    description = models.TextField("Description", max_length=600, default='', blank=True)

    def __str__(self):
        return self.username

I decided to use AbstractUser, but it's also possible to use AbstractBaseUser. By default, "AbstractUser" doesn't have email, status, and description fields. They will be customized for my purposes; later, there won't be any issues with adding more of them for us. The default Django user model uses a username to identify the user during authentication uniquely. To use an email address instead of a username, you must create a custom user model by splitting it into AbstractUser or AbstractBaseUser.


  1. AbstractUser: Use this option if you are satisfied with the existing fields in the User model and want to remove the username field;
  2. AbstractBaseUser: Use this option to start from scratch when creating your brand new User model.

Next, as we did for our main application, we need to register it. We do it with the following code:

# django_project/users/
from django.contrib import admin
from .models import CustomUser
# Register your models here.

Now we'll see our registered users in the admin panel.

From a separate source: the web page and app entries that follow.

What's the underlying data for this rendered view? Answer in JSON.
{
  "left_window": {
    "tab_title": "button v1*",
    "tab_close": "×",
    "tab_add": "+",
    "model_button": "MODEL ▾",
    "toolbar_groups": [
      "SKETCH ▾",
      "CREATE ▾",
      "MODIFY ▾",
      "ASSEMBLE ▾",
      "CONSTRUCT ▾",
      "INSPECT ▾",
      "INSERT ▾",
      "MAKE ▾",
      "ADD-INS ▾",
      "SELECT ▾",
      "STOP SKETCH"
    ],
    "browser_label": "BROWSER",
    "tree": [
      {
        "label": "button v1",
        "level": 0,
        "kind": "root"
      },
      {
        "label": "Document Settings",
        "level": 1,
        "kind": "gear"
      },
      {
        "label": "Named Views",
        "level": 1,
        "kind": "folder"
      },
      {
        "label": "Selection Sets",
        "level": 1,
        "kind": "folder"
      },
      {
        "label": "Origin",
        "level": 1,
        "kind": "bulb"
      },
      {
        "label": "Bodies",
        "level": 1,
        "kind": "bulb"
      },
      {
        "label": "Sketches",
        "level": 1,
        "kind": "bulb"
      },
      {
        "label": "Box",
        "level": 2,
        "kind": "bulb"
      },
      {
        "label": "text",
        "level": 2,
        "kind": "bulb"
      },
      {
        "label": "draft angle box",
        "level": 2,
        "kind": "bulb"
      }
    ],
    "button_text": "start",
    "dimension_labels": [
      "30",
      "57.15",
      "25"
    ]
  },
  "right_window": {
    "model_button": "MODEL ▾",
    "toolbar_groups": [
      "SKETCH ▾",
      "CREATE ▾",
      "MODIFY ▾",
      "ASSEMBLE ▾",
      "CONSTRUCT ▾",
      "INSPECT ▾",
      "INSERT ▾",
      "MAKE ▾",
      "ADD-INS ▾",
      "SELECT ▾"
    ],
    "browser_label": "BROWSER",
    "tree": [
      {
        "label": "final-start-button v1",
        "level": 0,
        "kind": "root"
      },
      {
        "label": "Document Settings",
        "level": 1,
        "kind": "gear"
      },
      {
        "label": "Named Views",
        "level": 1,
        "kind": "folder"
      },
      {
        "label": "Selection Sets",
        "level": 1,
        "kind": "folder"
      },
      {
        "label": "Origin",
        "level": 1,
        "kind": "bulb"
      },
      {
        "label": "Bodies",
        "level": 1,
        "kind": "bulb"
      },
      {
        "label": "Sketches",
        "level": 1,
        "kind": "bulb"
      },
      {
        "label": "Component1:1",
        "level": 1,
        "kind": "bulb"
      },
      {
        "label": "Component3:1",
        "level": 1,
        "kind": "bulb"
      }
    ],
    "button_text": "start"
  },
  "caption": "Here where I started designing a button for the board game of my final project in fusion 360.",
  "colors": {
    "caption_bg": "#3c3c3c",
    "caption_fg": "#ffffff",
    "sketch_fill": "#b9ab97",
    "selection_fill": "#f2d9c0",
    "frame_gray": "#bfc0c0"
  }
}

Before making the migrations, we need to register our users model in "" we add the following line in our "":

# django_project/django_website/
AUTH_USER_MODEL = 'users.CustomUser'

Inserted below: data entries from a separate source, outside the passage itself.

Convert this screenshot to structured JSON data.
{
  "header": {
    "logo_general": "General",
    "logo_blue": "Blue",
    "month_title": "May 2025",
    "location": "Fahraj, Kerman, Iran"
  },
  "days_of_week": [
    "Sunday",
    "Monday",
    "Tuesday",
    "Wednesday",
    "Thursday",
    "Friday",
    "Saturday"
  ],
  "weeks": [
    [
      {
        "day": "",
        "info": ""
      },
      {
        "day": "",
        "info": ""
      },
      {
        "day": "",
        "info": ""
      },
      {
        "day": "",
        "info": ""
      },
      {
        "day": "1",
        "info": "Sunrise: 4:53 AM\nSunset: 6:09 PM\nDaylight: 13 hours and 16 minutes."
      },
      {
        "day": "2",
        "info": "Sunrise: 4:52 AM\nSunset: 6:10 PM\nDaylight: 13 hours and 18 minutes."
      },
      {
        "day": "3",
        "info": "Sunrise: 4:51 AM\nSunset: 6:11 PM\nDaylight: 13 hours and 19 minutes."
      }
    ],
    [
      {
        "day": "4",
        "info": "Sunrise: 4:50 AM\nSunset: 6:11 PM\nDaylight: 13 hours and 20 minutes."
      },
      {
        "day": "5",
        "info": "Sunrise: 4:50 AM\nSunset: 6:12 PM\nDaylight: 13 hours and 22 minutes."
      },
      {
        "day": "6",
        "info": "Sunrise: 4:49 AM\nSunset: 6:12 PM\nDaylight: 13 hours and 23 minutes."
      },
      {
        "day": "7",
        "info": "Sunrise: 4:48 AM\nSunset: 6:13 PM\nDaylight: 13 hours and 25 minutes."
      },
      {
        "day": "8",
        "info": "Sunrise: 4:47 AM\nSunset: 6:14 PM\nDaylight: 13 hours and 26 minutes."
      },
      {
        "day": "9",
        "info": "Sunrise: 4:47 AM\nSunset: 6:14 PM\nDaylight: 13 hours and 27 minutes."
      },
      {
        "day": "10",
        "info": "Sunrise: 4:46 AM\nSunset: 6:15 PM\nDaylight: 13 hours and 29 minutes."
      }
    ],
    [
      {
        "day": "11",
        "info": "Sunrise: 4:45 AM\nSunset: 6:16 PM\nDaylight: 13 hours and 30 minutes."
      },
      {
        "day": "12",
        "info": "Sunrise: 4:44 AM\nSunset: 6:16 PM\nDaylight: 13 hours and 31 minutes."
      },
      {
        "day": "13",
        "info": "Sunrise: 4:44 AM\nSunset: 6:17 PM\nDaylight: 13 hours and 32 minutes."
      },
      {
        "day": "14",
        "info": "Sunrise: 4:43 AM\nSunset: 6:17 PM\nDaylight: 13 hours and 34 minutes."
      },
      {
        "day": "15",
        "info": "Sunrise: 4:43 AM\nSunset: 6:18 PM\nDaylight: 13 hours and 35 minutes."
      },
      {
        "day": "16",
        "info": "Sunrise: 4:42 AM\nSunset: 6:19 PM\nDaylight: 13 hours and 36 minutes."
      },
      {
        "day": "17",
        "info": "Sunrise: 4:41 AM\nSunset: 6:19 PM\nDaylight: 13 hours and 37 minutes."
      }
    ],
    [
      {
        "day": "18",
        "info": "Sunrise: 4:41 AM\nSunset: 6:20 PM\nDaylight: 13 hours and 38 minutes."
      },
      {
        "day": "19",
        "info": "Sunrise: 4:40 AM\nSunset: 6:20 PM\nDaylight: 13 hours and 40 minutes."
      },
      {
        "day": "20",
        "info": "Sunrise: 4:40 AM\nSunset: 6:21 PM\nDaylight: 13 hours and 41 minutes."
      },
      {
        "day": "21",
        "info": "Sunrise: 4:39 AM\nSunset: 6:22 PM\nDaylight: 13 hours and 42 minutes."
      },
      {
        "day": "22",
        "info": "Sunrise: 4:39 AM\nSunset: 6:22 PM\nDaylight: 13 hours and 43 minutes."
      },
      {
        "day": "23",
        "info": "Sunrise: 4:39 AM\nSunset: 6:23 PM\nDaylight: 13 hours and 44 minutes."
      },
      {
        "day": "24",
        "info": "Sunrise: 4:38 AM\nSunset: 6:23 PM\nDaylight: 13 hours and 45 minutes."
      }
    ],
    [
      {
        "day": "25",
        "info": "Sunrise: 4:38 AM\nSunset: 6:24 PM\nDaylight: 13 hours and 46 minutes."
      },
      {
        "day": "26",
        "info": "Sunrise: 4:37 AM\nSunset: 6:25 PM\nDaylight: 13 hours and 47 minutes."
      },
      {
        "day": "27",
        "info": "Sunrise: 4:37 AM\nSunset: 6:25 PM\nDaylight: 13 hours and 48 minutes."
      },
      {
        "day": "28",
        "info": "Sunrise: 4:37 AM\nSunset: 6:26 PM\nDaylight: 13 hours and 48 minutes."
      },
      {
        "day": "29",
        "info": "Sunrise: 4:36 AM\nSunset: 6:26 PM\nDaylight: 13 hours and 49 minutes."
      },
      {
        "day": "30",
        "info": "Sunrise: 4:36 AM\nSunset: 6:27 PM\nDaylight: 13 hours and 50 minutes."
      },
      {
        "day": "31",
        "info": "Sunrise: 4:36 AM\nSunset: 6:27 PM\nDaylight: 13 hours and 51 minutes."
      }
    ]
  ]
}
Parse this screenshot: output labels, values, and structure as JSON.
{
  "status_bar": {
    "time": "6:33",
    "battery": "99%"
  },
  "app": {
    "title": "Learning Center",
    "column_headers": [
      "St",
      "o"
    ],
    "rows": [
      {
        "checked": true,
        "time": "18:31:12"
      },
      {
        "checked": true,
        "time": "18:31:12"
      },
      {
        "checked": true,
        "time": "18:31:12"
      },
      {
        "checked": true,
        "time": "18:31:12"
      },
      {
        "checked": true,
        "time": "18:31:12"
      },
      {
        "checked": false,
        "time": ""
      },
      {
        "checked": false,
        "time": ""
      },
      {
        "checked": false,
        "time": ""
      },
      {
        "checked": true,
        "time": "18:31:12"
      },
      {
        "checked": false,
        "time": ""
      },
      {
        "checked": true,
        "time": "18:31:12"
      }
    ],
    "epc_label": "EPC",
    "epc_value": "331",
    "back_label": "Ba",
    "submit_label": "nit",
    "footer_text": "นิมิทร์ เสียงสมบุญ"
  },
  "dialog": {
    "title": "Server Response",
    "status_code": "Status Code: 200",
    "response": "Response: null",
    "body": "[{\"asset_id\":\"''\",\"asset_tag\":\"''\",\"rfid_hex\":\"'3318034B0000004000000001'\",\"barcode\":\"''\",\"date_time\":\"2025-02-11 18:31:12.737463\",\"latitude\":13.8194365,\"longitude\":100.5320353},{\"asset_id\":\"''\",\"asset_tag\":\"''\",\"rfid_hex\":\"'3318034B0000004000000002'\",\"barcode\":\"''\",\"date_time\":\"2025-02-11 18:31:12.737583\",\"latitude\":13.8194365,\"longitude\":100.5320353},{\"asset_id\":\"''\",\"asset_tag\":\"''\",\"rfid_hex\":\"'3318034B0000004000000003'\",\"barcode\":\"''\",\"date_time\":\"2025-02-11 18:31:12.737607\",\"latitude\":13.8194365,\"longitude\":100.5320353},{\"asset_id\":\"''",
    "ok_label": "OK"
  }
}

We are very close to the end. Because we already had a "main" application for which we already made a migration in the previous tutorial, we need to remove all files related to this migration. This is the consequence without even doing anything with our authentication and users. When Django does its initial migration, it records that we use the default method instead of it. Now you may understand why it's a bad idea to move to CustomUser in the middle of the project...

So, we remove all the migrations in the "main" application (don't remove the file), and we remove our "db.sqlite" database. If you face any errors while making migrations, go through the files and remove __pycache__ folders. Now we are ready to do migrations:

python makemigrations
python migrate

In the next step, we can create our admin user:

python createsuperuser
Username: test
Email address: test@test.test
Password (again):
Superuser created successfully.

The superuser is like other users, and Django user objects come with email fields. Django has built-in reporting features that will email your superusers when exceptions are hit, which can be helpful. More information on that: Django email reports.

Now that we've done that, let's log in to the admin page:

Log in with the user we just created, and you should see a page like:

We'll create Articles and Series in the next tutorial through our admin panel.


In this tutorial, we looked at how to create a custom User model so that we could add additional fields to our primary user identifier. In the future registration tutorial, you'll see that we can benefit from this model while allowing users to login using a username or email.

This tutorial files can be downloaded from GitHub.

The final code examples include the templates, views, and URLs required for user authentication.